(Page and application data records)
_ _ _ _

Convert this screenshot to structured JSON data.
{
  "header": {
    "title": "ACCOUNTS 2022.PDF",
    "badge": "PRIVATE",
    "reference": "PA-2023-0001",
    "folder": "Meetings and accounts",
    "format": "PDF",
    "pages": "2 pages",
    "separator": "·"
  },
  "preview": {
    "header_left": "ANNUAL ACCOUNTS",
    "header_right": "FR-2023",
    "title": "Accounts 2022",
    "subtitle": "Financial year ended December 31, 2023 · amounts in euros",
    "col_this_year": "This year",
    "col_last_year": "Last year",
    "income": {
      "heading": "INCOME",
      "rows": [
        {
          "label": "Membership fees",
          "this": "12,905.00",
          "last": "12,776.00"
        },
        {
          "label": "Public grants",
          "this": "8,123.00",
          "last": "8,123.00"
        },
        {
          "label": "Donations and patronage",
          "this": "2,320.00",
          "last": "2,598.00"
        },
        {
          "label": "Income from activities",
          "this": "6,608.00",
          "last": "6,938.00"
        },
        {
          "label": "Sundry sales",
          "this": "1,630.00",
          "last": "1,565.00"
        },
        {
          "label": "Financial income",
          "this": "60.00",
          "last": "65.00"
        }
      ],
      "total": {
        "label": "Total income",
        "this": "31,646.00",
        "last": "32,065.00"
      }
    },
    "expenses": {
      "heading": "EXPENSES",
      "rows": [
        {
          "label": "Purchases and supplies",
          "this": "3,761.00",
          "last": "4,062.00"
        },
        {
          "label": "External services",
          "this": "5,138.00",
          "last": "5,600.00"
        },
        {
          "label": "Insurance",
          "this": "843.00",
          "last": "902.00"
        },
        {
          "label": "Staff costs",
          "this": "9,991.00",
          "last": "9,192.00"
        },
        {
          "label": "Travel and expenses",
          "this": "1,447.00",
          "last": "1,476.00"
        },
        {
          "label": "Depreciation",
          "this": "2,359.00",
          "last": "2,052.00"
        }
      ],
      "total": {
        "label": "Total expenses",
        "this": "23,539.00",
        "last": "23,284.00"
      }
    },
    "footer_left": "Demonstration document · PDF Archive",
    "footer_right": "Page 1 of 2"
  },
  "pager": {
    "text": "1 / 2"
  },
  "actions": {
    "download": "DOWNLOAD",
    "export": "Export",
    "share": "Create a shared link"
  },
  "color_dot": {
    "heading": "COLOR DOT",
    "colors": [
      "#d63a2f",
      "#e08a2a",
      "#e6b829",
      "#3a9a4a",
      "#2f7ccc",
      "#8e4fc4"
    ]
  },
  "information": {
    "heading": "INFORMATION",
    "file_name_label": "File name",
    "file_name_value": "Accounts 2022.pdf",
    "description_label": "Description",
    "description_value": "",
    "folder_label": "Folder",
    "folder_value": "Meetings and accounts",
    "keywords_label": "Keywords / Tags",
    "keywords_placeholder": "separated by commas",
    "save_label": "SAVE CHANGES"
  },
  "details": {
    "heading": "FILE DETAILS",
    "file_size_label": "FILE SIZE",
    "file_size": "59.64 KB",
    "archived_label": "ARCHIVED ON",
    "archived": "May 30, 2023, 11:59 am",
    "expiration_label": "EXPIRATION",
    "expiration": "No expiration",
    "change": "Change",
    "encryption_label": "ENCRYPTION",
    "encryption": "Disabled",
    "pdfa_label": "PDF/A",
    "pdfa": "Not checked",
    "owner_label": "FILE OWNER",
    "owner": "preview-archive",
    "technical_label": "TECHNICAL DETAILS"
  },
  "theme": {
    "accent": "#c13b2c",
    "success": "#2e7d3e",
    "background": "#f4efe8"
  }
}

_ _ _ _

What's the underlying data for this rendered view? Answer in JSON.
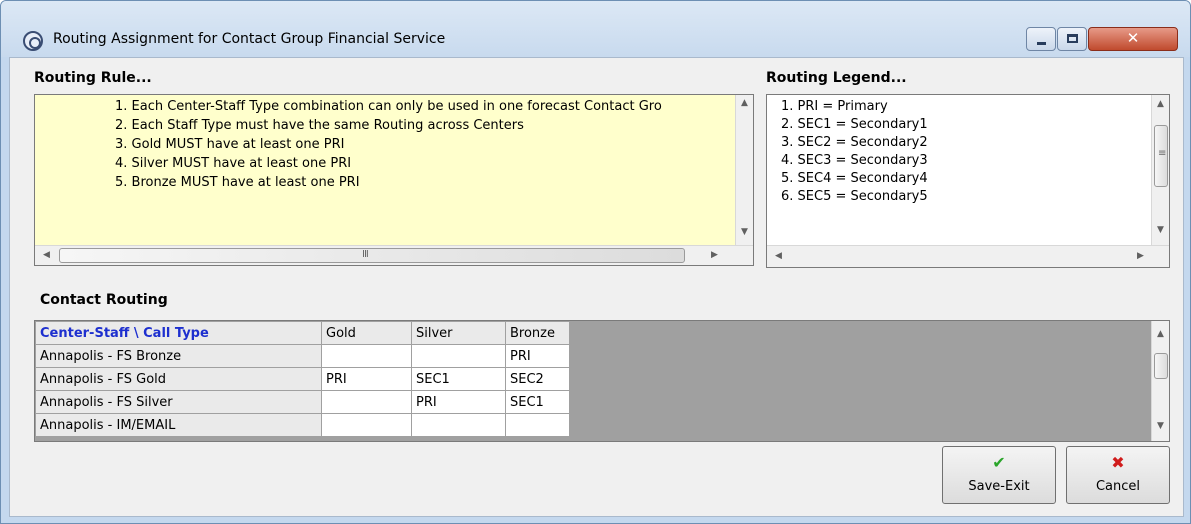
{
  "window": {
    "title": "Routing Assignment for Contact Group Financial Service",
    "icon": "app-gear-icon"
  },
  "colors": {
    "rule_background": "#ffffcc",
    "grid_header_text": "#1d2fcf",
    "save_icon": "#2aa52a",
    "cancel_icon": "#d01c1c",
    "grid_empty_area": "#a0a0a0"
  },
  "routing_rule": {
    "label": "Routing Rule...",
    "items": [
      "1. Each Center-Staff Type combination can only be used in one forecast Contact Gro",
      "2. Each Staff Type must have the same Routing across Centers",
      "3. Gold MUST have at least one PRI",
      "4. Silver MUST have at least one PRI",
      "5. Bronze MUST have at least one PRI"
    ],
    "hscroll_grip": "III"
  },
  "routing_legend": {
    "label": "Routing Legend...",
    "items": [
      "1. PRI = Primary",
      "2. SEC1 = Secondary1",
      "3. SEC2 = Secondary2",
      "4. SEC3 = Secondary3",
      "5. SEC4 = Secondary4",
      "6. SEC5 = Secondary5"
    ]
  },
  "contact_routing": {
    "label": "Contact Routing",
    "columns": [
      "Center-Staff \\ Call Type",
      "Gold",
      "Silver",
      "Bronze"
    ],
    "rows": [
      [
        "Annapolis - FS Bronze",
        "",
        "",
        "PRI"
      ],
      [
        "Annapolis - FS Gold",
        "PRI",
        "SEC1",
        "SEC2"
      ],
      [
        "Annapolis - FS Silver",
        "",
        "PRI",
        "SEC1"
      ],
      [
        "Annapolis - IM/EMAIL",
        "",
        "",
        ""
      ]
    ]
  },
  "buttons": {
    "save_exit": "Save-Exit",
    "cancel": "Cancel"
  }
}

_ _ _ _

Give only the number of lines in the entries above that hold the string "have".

4